Methods We collected leaf and soil samples from 29 coniferous tree species at 84 sampling sites on the eastern Qinghai-Xizang Plateau. Linear fitting was used to analyze the variation patterns of leaf stoichiometry along geographical and climatic gradients. Partial redundancy analysis was used to characterize the relative contributions of climate and soil factors to leaf stoichiometry variation patterns.
Important findings (1) At the level of family and genus, C and N concentrations as well as C:N of leaves were significantly different across distinct conifer species.
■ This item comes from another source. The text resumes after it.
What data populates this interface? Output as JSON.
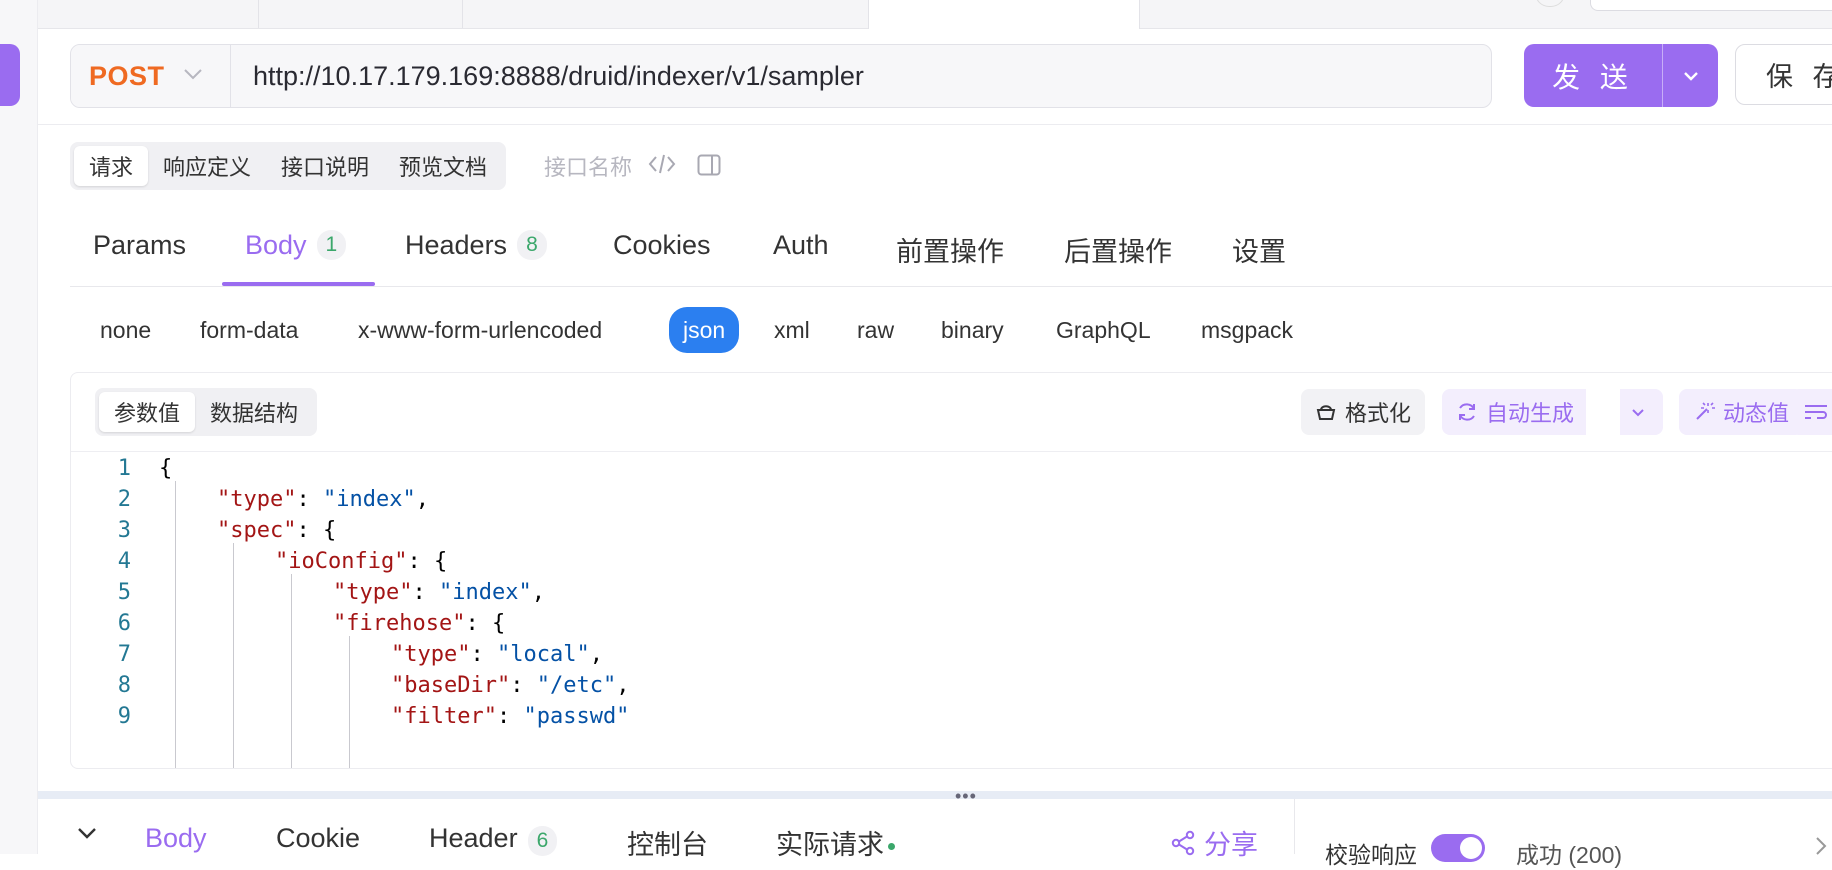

The leaf N:P was less than 14, indicating that conifer species in the study region were mainly N-limited. (2) Leaf N and P concentrations showed a consistent distribution pattern along environmental gradients. Specifically, N and P concentrations of leaves were significantly decreased with elevated latitude and altitude, while remarkably increased with the increase of mean annual temperature (MAT) and mean annual precipitation (MAP). In comparison, leaf C concentration had no significant correlation with latitude, altitude, MAT or MAP. (3) The leaf C:N and C:P showed an opposite distribution pattern with leaf N and P concentrations, which significantly increased with elevated latitude and altitude, while markedly declined with the increase of MAT and MAP. Leaf N:P had no significant correlation with altitude, MAT or MAP. (4) The main driving factors of leaf C, N, P concentrations and their stoichiometric characteristics were different. Specifically, soil properties were the main driving factors accounting for the variations of leaf C concentration and N:P. The variations of leaf N and P concentrations as well as ratios of C:N and C:P were primarily explained by climatic factors. Collectively, variations of leaf stoichiometry of coniferous species along environmental gradients in the study region provided a compelling support for the Temperature Biogeochemistry Hypothesis. These findings largely improved the understanding of the distribution patterns and driving mechanism of leaf stoichiometry under changing environments.